= WHAT YOU WILL DO =
Every line containing the string "title" should be returned from the records.

----- INFORMATION SUPPLIED

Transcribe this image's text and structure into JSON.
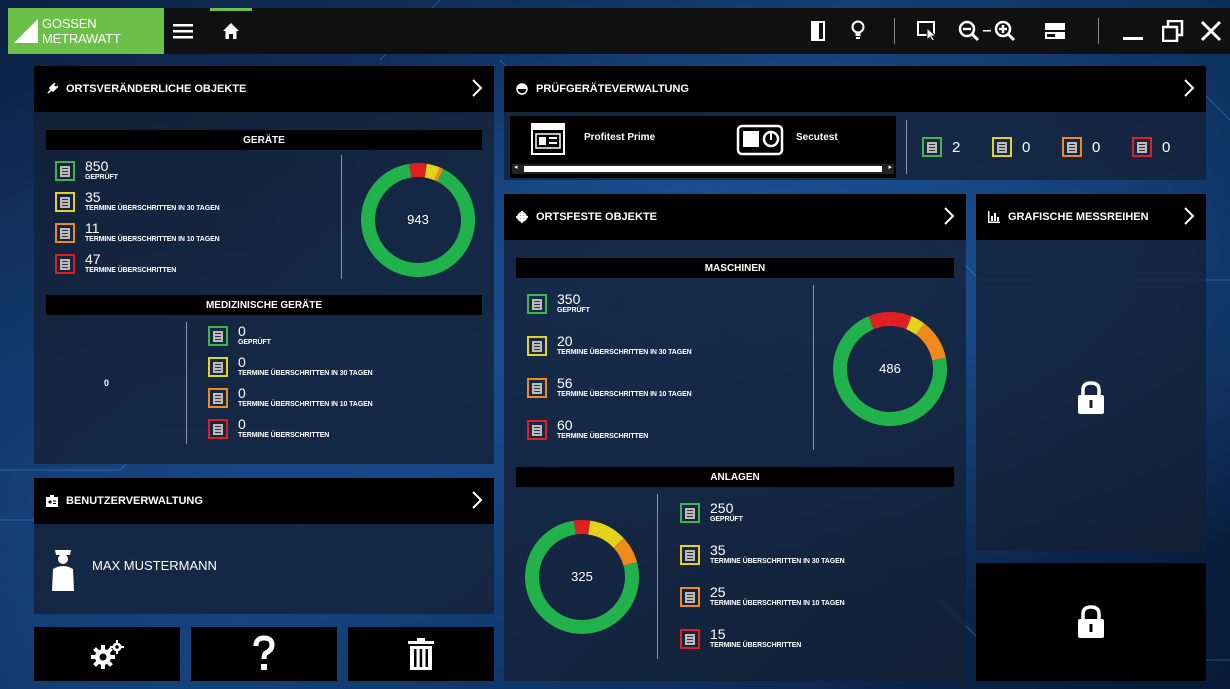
{
  "topbar": {
    "logo_text": "GOSSEN METRAWATT",
    "icons": [
      "menu-icon",
      "home-icon",
      "door-icon",
      "lightbulb-icon",
      "select-cursor-icon",
      "zoom-out-icon",
      "zoom-in-icon",
      "window-layout-icon",
      "minimize-icon",
      "restore-icon",
      "close-icon"
    ]
  },
  "ortsveraenderlich": {
    "title": "ORTSVERÄNDERLICHE OBJEKTE",
    "geraete": {
      "title": "GERÄTE",
      "total": "943",
      "stats": [
        {
          "num": "850",
          "label": "GEPRÜFT",
          "color": "#3fb54a"
        },
        {
          "num": "35",
          "label": "TERMINE ÜBERSCHRITTEN IN 30 TAGEN",
          "color": "#e5d21e"
        },
        {
          "num": "11",
          "label": "TERMINE ÜBERSCHRITTEN IN 10 TAGEN",
          "color": "#f08a1c"
        },
        {
          "num": "47",
          "label": "TERMINE ÜBERSCHRITTEN",
          "color": "#e02020"
        }
      ]
    },
    "medizin": {
      "title": "MEDIZINISCHE GERÄTE",
      "total": "0",
      "stats": [
        {
          "num": "0",
          "label": "GEPRÜFT",
          "color": "#3fb54a"
        },
        {
          "num": "0",
          "label": "TERMINE ÜBERSCHRITTEN IN 30 TAGEN",
          "color": "#e5d21e"
        },
        {
          "num": "0",
          "label": "TERMINE ÜBERSCHRITTEN IN 10 TAGEN",
          "color": "#f08a1c"
        },
        {
          "num": "0",
          "label": "TERMINE ÜBERSCHRITTEN",
          "color": "#e02020"
        }
      ]
    }
  },
  "benutzer": {
    "title": "BENUTZERVERWALTUNG",
    "user_name": "MAX MUSTERMANN"
  },
  "pruefgeraete": {
    "title": "PRÜFGERÄTEVERWALTUNG",
    "devices": [
      "Profitest Prime",
      "Secutest"
    ],
    "counts": [
      {
        "num": "2",
        "color": "#3fb54a"
      },
      {
        "num": "0",
        "color": "#e5d21e"
      },
      {
        "num": "0",
        "color": "#f08a1c"
      },
      {
        "num": "0",
        "color": "#e02020"
      }
    ]
  },
  "ortsfest": {
    "title": "ORTSFESTE OBJEKTE",
    "maschinen": {
      "title": "MASCHINEN",
      "total": "486",
      "stats": [
        {
          "num": "350",
          "label": "GEPRÜFT",
          "color": "#3fb54a"
        },
        {
          "num": "20",
          "label": "TERMINE ÜBERSCHRITTEN IN 30 TAGEN",
          "color": "#e5d21e"
        },
        {
          "num": "56",
          "label": "TERMINE ÜBERSCHRITTEN IN 10 TAGEN",
          "color": "#f08a1c"
        },
        {
          "num": "60",
          "label": "TERMINE ÜBERSCHRITTEN",
          "color": "#e02020"
        }
      ]
    },
    "anlagen": {
      "title": "ANLAGEN",
      "total": "325",
      "stats": [
        {
          "num": "250",
          "label": "GEPRÜFT",
          "color": "#3fb54a"
        },
        {
          "num": "35",
          "label": "TERMINE ÜBERSCHRITTEN IN 30 TAGEN",
          "color": "#e5d21e"
        },
        {
          "num": "25",
          "label": "TERMINE ÜBERSCHRITTEN IN 10 TAGEN",
          "color": "#f08a1c"
        },
        {
          "num": "15",
          "label": "TERMINE ÜBERSCHRITTEN",
          "color": "#e02020"
        }
      ]
    }
  },
  "grafisch": {
    "title": "GRAFISCHE MESSREIHEN"
  },
  "bottom_buttons": [
    "settings-gears-icon",
    "help-question-icon",
    "trash-icon"
  ]
}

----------

= OUTPUT OF THE EXERCISE =
    "title": "ORTSVERÄNDERLICHE OBJEKTE",
      "title": "GERÄTE",
      "title": "MEDIZINISCHE GERÄTE",
    "title": "BENUTZERVERWALTUNG",
    "title": "PRÜFGERÄTEVERWALTUNG",
    "title": "ORTSFESTE OBJEKTE",
      "title": "MASCHINEN",
      "title": "ANLAGEN",
    "title": "GRAFISCHE MESSREIHEN"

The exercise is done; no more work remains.